The eastern part of the Antelope Valley is distinguished by a number of rocky promontories known as buttes. The one directly to the south is Lovejoy Butte. There once was a natural spring near its eastern edge which contributed to the support of one of the largest American Indian settlements yet discovered in the Antelope Valley. Piute Butte has also yielded evidence of native occupation.

(c) California State Parks

Mortar bowl from American Indian village at Lovejoy Springs. Note the unusual oval carving on the side.

 

 

12. Pictographs

In addition to enhancing natural rock formations, the American Indians also painted pictographs on Piute Butte.
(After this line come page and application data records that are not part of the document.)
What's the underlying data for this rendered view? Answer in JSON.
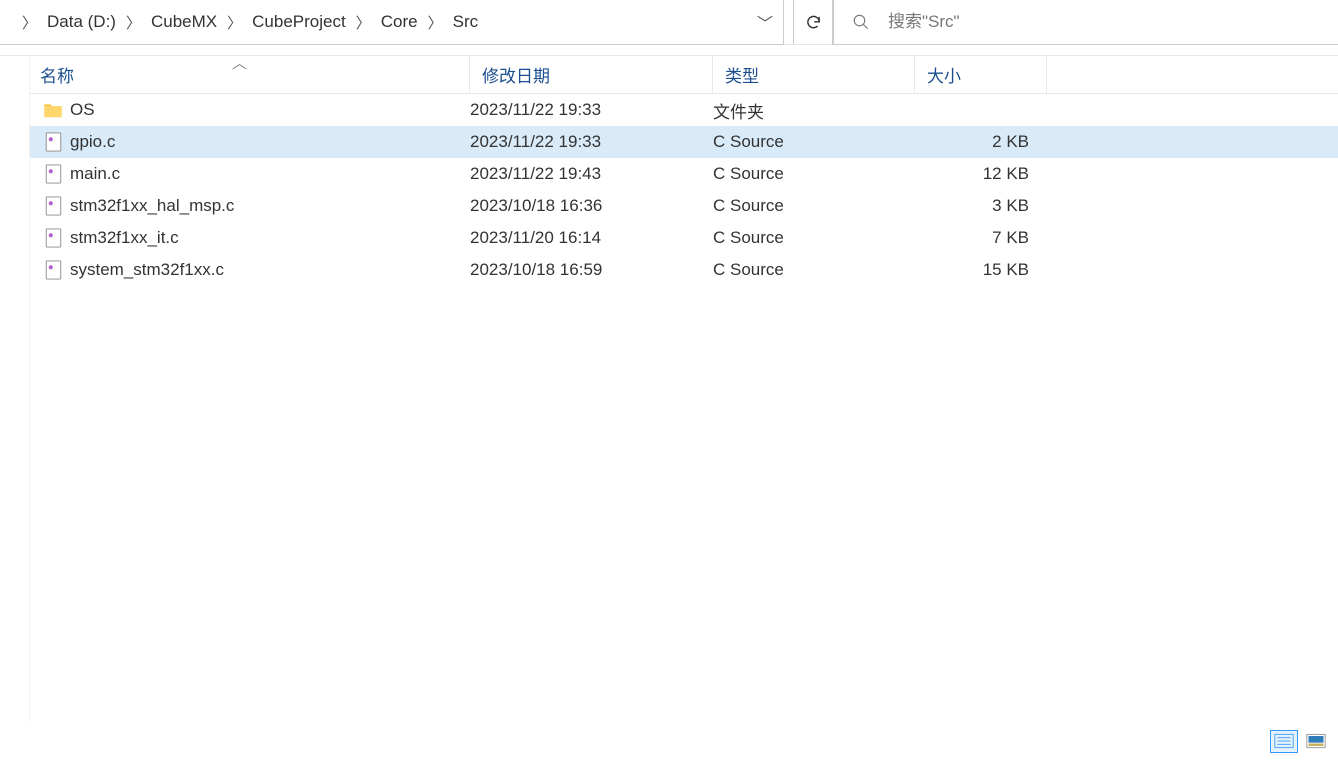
{
  "breadcrumb": [
    "Data (D:)",
    "CubeMX",
    "CubeProject",
    "Core",
    "Src"
  ],
  "search": {
    "placeholder": "搜索\"Src\""
  },
  "columns": {
    "name": "名称",
    "date": "修改日期",
    "type": "类型",
    "size": "大小"
  },
  "files": [
    {
      "name": "OS",
      "date": "2023/11/22 19:33",
      "type": "文件夹",
      "size": "",
      "icon": "folder",
      "selected": false
    },
    {
      "name": "gpio.c",
      "date": "2023/11/22 19:33",
      "type": "C Source",
      "size": "2 KB",
      "icon": "cfile",
      "selected": true
    },
    {
      "name": "main.c",
      "date": "2023/11/22 19:43",
      "type": "C Source",
      "size": "12 KB",
      "icon": "cfile",
      "selected": false
    },
    {
      "name": "stm32f1xx_hal_msp.c",
      "date": "2023/10/18 16:36",
      "type": "C Source",
      "size": "3 KB",
      "icon": "cfile",
      "selected": false
    },
    {
      "name": "stm32f1xx_it.c",
      "date": "2023/11/20 16:14",
      "type": "C Source",
      "size": "7 KB",
      "icon": "cfile",
      "selected": false
    },
    {
      "name": "system_stm32f1xx.c",
      "date": "2023/10/18 16:59",
      "type": "C Source",
      "size": "15 KB",
      "icon": "cfile",
      "selected": false
    }
  ]
}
A small pictograph panel is located on the large rock face to your north. Because the native people have not had an opportunity to maintain this pictograph panel for over 100 years, it has faded and eroded. Today it is difficult to see without photographic enhancement.

 

 

13. Theater of the Standing Rocks

Museum founder Howard Arden Edwards used the natural amphitheater to your north as the setting for the annual outdoor pageant he staged from 1932 to 1935. He called it the Theater of the Standing Rocks. People drove here on dirt roads from as far away as Los Angeles and camped on the sand under the Joshua trees and the stars after watching the play.

 

 (c) California State Parks

The pageant set at the Theatre of the Standing Rocks in the 1930s

 

 

14. Recent Development

The settlement of the Antelope Valley over the past century or so has resulted in many profound changes. As you walk back toward the museum, you may notice the roads and trees of the housing developments on the valley floor to the south. When the museum was built, this area contained only a few farms and dirt roads.

As you look once again toward Lovejoy Butte, you may reflect that the spring which once flowed there is now dry – largely because of development which has taken place in the area.

Where are the bands of pronghorn antelope which once roamed the valley? The future of the desert depends upon all of us – how we choose to use it (or abuse it). Near the front entrance to the museum, an inscription appears on the wall carrying an appropriate message:

We place our treasures in your care, feeling sure that you will not abuse our confidence — for as the Navajo say — “He who creates beauty never tires, but he who destroys beauty is already dead.”

(c) California State Parks

The view of the museum from the top of Piute Butte, ca. 1939